The University of Arkansas will break ground Friday on a one-of-a-kind silicon carbide chip research and fabrication facility in south Fayetteville.
The planned Multi-User Silicon Carbide Research and Fabrication Facility, or MUSiC, will be located in the Arkansas Research & Technology Park. The 18,660-SF facility is a long-time labor of love for U of A electrical engineering professor Alan Mantooth and was made possible by a $19 million grant from the National Science Foundation and another $5.4 million from the Army Research Laboratory.
Mantooth promoted the MUSiC project at the CHIPS America summit Thursday at the Don Tyson Center for Agricultural Sciences in Fayetteville. U of A Chancellor Charles Robinson, U.S. Rep. Steve Womack and state Commerce Secretary Hugh McDonald also spoke of the importance of the MUSiC facility at the summit.
“The key is it is not like any other facility in the world,” Mantooth said. “I know because I’ve been trying to find one to use for the last 10 years. They don’t exist.”
The facility will research, develop and build silicon carbide semiconductor chips that can be used in a myriad of products. Mantooth said silicon carbide chips are more useful than traditional silicon chips because they can stand temperatures up to 500 degree Celsius, meaning they can be used in natural gas turbines for example.
“We are making possible what silicon can not do,” Mantooth said. “We are making possible the impossible. That is what is different. “Arkansas has been one of the cornerstones of this nation … in the silicon carbide space. Now it just continues to grow.”
Mantooth said the NSF grant allowed the UA to buy the equipment needed for the facility that, coupled with other grants, have run the total funding to approximately $30 million. Mantooth said the United States was the pioneer in semiconductor chip production, it has since seen production “bleed” away to other countries.
At the summit, Mantooth showed a list of companies, other universities and government agencies that have already agreed to partner with the UA on the MUSiC facility.
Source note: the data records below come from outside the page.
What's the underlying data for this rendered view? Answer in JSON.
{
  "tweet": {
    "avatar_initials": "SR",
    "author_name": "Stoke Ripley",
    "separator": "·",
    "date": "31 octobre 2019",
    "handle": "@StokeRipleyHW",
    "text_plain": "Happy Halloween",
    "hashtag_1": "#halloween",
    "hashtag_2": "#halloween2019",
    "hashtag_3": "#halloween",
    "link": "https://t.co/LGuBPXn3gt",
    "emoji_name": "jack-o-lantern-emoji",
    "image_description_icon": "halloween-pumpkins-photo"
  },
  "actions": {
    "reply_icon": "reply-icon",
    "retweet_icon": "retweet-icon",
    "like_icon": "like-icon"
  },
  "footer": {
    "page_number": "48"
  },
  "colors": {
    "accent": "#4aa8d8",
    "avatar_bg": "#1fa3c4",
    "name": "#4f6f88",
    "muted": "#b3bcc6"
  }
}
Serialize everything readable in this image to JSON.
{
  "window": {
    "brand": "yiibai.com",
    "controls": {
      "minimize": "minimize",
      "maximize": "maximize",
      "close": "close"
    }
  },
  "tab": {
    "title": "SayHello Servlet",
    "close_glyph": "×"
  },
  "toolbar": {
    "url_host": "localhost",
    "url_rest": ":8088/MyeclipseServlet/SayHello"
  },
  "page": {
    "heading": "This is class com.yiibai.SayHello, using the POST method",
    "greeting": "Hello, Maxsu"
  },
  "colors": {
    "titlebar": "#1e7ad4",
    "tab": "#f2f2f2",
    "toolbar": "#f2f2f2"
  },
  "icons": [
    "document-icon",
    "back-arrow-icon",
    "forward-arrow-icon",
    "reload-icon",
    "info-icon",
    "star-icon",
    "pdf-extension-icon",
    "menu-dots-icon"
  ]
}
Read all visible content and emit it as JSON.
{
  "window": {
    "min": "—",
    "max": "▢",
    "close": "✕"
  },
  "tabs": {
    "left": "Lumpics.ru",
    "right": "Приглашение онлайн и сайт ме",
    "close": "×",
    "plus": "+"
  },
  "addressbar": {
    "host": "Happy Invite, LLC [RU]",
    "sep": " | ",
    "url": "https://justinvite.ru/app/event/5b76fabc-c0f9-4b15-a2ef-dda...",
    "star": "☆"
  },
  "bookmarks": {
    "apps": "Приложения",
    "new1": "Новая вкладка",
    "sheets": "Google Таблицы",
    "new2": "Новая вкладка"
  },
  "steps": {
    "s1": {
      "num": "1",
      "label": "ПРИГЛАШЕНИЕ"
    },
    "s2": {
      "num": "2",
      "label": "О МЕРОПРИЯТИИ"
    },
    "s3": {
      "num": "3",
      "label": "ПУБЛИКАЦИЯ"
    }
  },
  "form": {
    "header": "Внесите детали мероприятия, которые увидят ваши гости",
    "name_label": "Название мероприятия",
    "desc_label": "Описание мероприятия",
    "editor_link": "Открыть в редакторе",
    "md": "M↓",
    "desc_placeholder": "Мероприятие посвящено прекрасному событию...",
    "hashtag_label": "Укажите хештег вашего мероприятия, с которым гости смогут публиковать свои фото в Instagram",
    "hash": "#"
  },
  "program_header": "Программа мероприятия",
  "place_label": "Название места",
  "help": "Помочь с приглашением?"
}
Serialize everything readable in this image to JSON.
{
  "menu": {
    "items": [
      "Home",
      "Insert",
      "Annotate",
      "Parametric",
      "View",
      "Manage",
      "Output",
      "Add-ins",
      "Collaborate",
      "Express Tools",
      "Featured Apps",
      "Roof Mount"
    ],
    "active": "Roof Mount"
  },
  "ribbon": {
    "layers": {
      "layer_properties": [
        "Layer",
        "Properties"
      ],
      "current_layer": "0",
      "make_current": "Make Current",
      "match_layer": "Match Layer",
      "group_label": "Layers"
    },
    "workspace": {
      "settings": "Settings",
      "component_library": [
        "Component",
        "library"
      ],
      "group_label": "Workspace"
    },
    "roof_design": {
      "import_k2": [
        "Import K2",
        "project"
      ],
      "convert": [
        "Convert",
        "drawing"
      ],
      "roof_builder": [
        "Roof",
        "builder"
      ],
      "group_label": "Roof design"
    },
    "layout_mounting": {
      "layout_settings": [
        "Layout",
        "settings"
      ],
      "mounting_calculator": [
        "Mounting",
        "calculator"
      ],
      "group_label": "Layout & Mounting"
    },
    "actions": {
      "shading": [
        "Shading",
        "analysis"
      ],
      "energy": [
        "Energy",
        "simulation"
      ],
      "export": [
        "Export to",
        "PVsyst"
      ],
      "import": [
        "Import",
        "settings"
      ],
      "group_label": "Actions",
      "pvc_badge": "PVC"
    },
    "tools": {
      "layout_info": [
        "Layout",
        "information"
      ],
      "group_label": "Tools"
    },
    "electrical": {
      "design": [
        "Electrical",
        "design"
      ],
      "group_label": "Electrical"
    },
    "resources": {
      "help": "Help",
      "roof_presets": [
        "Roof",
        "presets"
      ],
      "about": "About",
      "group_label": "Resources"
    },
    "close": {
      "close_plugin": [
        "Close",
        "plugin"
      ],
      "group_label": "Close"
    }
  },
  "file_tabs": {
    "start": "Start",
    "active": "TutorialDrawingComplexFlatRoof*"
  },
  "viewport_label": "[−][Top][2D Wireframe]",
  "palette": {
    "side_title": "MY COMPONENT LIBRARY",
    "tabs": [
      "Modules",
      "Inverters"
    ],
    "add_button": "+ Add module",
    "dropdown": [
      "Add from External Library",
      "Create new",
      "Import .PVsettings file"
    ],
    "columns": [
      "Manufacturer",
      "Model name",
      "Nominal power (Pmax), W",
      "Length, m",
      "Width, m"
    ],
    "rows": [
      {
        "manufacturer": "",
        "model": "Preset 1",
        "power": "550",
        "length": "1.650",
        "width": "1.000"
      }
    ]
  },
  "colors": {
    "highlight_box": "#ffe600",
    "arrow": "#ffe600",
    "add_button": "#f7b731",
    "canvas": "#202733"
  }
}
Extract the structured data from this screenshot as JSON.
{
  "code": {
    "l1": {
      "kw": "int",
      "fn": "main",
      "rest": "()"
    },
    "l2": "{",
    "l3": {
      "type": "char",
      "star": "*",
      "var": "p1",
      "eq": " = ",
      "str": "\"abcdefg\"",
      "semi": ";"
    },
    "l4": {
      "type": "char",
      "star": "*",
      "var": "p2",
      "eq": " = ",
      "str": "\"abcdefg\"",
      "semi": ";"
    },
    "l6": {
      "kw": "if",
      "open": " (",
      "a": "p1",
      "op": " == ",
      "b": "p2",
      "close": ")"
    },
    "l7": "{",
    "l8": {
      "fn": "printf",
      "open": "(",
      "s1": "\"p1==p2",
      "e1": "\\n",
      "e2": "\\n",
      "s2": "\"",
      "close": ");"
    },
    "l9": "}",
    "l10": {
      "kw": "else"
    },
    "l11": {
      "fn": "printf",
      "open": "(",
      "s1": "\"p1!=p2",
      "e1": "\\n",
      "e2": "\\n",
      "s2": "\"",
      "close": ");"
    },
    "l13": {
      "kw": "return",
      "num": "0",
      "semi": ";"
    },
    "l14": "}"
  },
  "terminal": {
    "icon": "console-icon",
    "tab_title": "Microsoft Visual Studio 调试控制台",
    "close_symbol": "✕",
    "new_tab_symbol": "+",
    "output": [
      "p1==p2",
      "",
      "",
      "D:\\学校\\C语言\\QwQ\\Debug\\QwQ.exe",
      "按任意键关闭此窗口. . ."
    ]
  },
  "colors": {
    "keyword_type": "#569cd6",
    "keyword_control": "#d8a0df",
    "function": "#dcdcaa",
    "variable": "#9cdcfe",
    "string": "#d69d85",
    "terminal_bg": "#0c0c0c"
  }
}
MUSiC will be a “low-volume prototyping” facility, Mantooth said, meaning businesses can have a chip produced, try it out on a small sample and then switch over to large-scale manufacturing.
“This fabrication facility will be a magnet to economic development that we seek,” Mantooth said. “We will do research and development, of course. This will be a low-volume prototyping facility that all companies do before going to high volume manufacturing. It fills a manufacturing gap, allows them to try their ideas and then scale.
“We have a chance to bring those big and small players all across the spectrum. [They told us], ‘If you build it, we will come.’ They are lining up and we are ready to go.”
Mantooth said the MUSiC facility “is a 20-year dream” and will feature concepts that have never been done before. Not only will the facility have the entire production line — from research to production to testing to mass production — on site, but each of the six laboratories will have virtual reality and digital equipment capabilities so students in another state can participate in the research and development being done.
Robinson said the MUSiC facility is more proof that the university is making strides in its research investments. Robinson said the university has increased its research expenditures by $20 million in the past year.
“We are excited at the University of Arkansas because our research excellence and commitment is on full display,” Robinson said. “We know we have some of the best talent with regards to faculty in the world. We are excited that the world is now paying greater attention to the excellence that is happening here every day at the University of Arkansas.”
Womack said northwest Arkansas was a perfect spot for such an investment because he called the region an “entrepreneurial center of excellence.”
“This is an ideal place for innovation and investments into the micro electronics field,” Womack said. “It is clear to see the potential we have in this region. The university has positioned itself to be the preeminent university research location for micro electronics.
“One of the reasons I believe the U A is the ideal place for continued micro electronics investment is its proven track record in partnering with industry and successfully leveraging northwest Arkansas’ stellar entrepreneurial ecosystem.”